JL: It’s challenging to move technology companies and society toward a born-accessible model of development. Imagine building a house and then renovating it to accommodate someone with a disability versus building an accessible house from the start. Not only is retrofitting software for accessibility more expensive and complex than the born-accessible approach, but this way of building is inherently discriminatory. When digital environments must be retrofitted to become accessible after they have already been introduced, people with disabilities get access at a later point in time. That’s a form of discrimination, and that’s neither inclusive nor fair.
Q: What projects have been most rewarding to work on?
JL: We’ve worked on so many exciting projects at UMD’s Trace Center. First, we are focused on educating people about the need for accessibility and innovating to make accessibility happen. It’s a joy to not only teach students and work with technology companies — turning them into accessibility advocates — but also to collaborate with policymakers to drive change at a regulatory level. The U.S. government has cited our research to shape regulation several times, including in regulations relating to airline website accessibility. We also drive technical outcomes by helping build tools that millions of people use, such as working with Adobe to improve PDF accessibility. There are so many great people to collaborate with at the University of Maryland and in the greater community.
Q: Can you tell us a bit about your collaboration with Meta?
JL: The best part about industry, and Meta specifically, is the opportunity to amplify our work by doing things at scale — this drives impact for billions of people. If my team can help technology companies move toward greater accessibility, that’s a meaningful difference. At the Trace Center, we are deeply interested in societal change, and we really care about outcomes, not just outputs — we won’t just write a paper and consider that the end of the process.
Our collaborations with Meta are just starting but include a recent roundtable with UMD and Meta, and ASSETS, the annual accessibility conference that I chaired in 2021 and for which Meta has been a longtime sponsor. We’ve also previously worked with members of the accessibility team at Meta, such as Yao Ding, who is equally passionate about inclusion.
Q: What’s one thing you wish people knew about your research?
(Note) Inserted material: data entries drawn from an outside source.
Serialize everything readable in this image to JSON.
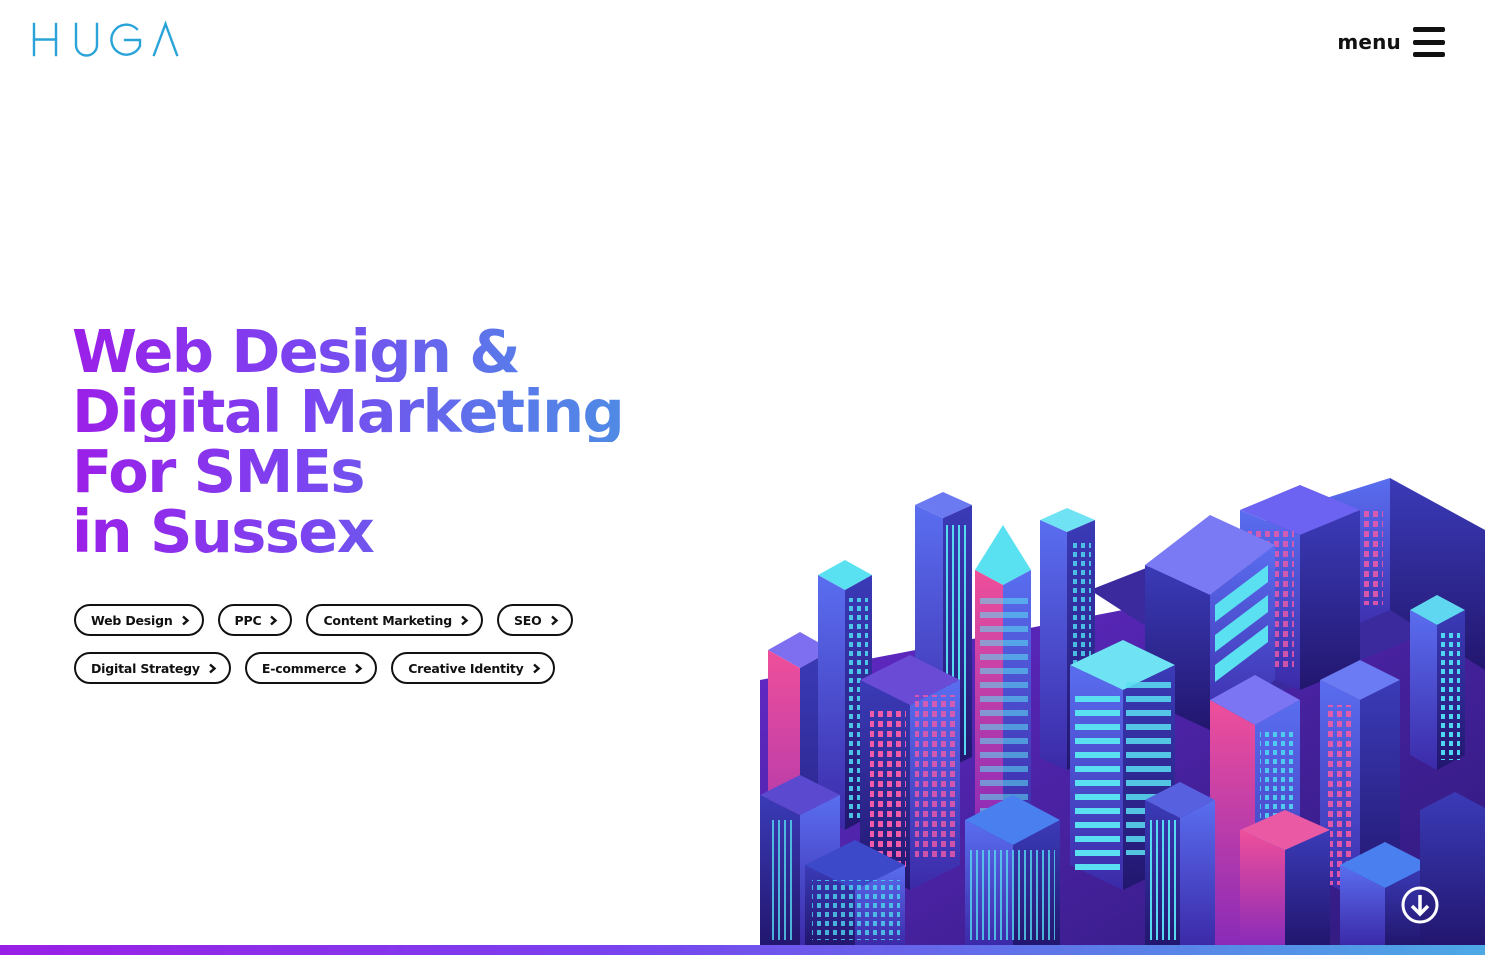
{
  "header": {
    "logo_text": "HUGA",
    "menu_label": "menu",
    "logo_icon": "huga-logo-icon",
    "menu_icon": "hamburger-icon"
  },
  "hero": {
    "headline_lines": [
      "Web Design &",
      "Digital Marketing",
      "For SMEs",
      "in Sussex"
    ],
    "services": [
      [
        {
          "label": "Web Design",
          "icon": "chevron-right-icon"
        },
        {
          "label": "PPC",
          "icon": "chevron-right-icon"
        },
        {
          "label": "Content Marketing",
          "icon": "chevron-right-icon"
        },
        {
          "label": "SEO",
          "icon": "chevron-right-icon"
        }
      ],
      [
        {
          "label": "Digital Strategy",
          "icon": "chevron-right-icon"
        },
        {
          "label": "E-commerce",
          "icon": "chevron-right-icon"
        },
        {
          "label": "Creative Identity",
          "icon": "chevron-right-icon"
        }
      ]
    ],
    "illustration": "isometric-city-illustration",
    "scroll_icon": "arrow-down-circle-icon"
  },
  "colors": {
    "logo": "#2aa3d9",
    "gradient_start": "#9b1fe8",
    "gradient_end": "#4d8fe3",
    "text": "#111111"
  }
}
JL: Accessibility is innovation! So much of the technology that everyone uses today started as an innovation for people with disabilities, from video captioning to e-books to voice recognition to word prediction. When we build for accessibility, we build better products that benefit the broader population in new and incredible ways. It’s worth noting that we already have the capabilities and knowledge to solve many of the accessibility barriers that currently exist. There are many areas that still require innovation, and we want to move toward a born-accessible model in the future. However, many of the accessibility barriers that people with disabilities face today can be solved by applying knowledge that already exists!